    At the moment, my next long train ride probably won’t be until (assuming they win) the DC Worldcon in 2021. I should have enough Amtrak points of of my credit card to pay for the trip by then.

    On the news front, the Hugo Awards web site has announced an update to the 1989 Hugo Awards page that was prompted by exchanges here. Thanks to Jo Van Ekeren for doing the research and to you, Mike, for being one of the sources of the material in the update.

  18. @Kevin Standlee: Did you do the whole Chicago-Los Angeles trip? I really crave making that trip myself to Los Angeles from Little Rock. (I’ve done the route to Chicago in whole and in pieces.)lee Do you have any tips other than get a room? Which I’d like to do. Someday maybe the big loop, out to LA, up to Seattle, and home by way of Chicago.

  19. The Kingdom Beyond the Waves, by Stephen Hunt
    Professor Amelia Harsh is obsessed with finding the lost civilisation of Camlantis. Without official funding, Amelia has no choice but to accept an offer of patronage from the man she blames for her father’s bankruptcy and suicide, Abraham Quest. He has an ancient crystal-book that suggests the Camlantean ruins are buried under one of the sea-like lakes that dot the murderous jungles of Liongeli.

    Definitely my favorite of Hunt’s Jackelian novels (all of which I’ve enjoyed) — kind of a steampunk Rider Haggard lost race novel where the lost continent is actually floating somewhere in the sky. And I’m still mildly cranky that neither this one nor Court of the Air (first in the series) have been released for US Kindle. Ah, well.

  20. I’m still watching The Orville and still enjoying it enough to keep watching. A week ago, the episode was Orphans of the Sky meets “Nightfall.” Last night, it was John Varley’s “Air Raid”/Millennium. Am I missing any other “inspirations” that ought to be as obvious as those?

  21. Meredith Moment:

    Live! From Planet Earth by George Alec Effinger is on sale for $1.99 from the usual suspects. It’s a collection of a lot of his best short fiction, with introductions by various writers. It includes the “O. Niemand” works.

  22. Happy birthday Paul! Tentative congratulations, Arifel!

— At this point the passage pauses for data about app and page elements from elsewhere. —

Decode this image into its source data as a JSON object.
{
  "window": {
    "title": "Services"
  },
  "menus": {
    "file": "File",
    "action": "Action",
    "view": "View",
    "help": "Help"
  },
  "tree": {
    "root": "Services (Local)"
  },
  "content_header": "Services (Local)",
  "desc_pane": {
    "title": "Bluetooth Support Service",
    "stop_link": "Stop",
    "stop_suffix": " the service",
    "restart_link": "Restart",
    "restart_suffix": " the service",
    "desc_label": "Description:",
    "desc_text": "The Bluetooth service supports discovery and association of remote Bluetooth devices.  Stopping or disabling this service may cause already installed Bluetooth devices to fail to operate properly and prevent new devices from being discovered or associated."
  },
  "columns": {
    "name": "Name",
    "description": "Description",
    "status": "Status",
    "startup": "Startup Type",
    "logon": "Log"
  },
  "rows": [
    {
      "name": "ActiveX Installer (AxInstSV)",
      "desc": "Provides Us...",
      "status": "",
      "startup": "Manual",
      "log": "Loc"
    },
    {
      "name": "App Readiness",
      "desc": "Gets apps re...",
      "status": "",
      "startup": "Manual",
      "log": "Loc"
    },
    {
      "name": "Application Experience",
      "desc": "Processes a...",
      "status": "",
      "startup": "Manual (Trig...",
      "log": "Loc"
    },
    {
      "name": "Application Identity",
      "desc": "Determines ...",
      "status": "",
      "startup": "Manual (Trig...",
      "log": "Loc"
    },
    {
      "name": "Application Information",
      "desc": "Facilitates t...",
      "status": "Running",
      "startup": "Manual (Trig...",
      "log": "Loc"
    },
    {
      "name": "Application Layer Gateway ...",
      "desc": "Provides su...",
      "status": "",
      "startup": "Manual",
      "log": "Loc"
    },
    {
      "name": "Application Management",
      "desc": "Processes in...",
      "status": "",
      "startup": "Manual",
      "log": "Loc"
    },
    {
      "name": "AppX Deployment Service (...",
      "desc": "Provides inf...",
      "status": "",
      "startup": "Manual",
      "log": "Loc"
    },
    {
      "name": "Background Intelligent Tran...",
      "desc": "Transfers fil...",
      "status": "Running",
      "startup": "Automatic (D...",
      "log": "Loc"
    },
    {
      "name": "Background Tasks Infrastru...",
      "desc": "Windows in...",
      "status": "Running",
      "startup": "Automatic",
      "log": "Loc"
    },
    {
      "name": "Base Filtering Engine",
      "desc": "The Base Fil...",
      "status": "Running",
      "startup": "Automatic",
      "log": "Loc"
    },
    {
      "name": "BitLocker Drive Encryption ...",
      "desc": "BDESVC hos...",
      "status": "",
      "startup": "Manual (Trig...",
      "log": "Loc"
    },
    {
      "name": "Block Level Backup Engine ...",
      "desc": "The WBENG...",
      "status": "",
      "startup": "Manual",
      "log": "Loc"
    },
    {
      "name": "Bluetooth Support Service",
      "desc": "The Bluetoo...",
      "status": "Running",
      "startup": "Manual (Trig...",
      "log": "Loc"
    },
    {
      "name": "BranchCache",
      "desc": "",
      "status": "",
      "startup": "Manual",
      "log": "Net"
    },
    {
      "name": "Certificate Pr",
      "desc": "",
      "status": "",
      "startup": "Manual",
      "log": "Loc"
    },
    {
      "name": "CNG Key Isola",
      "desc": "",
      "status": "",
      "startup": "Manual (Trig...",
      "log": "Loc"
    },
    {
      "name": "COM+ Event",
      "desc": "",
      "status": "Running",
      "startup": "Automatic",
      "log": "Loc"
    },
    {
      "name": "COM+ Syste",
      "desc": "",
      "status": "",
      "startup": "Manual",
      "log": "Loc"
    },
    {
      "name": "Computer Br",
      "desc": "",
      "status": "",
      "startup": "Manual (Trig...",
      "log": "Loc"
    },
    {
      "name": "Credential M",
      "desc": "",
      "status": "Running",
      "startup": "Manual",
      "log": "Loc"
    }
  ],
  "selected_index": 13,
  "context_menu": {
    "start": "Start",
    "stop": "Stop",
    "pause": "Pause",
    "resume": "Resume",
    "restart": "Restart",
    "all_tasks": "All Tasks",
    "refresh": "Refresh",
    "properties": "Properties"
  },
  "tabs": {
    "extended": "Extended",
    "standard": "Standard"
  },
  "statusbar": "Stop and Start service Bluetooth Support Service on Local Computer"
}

    (1) What does it say about me that this list contains the most items I’ve read of all those so far posted?

    Also, @JJ:

    He’s also indicated that he tries to go above-and-beyond The Usual Suspects when he makes these lists, such that he might make people aware of works with which they are not already familiar.

    Given my experience (I’ve usually read between 1 and 3 of the books on those lists, and often haven’t even heard of half or more of them), that made me laugh a bit. At myself, mind you, not at you or James.

    Re: the Breitbart story. I’ve got a tab open with that. Slowly working through it. It’s very interesting to me, if also gross and slimy. Of course any article on this subject will include VD – he started out writing fashy opinion columns for far right websites, way back in the bad ol’ days of GW’s administration. Maybe before? I don’t remember now.

    Which reminds me of another story I just read, from the Seattle weekly, about a white supremacist convention or gathering or what-not. Anyway, I found out about an author who writes white supremacist dystopian novels a la The Turner Diaries. Surprised I hadn’t heard of him before. Not really into naming him, given the subject matter, though.

Comments are closed.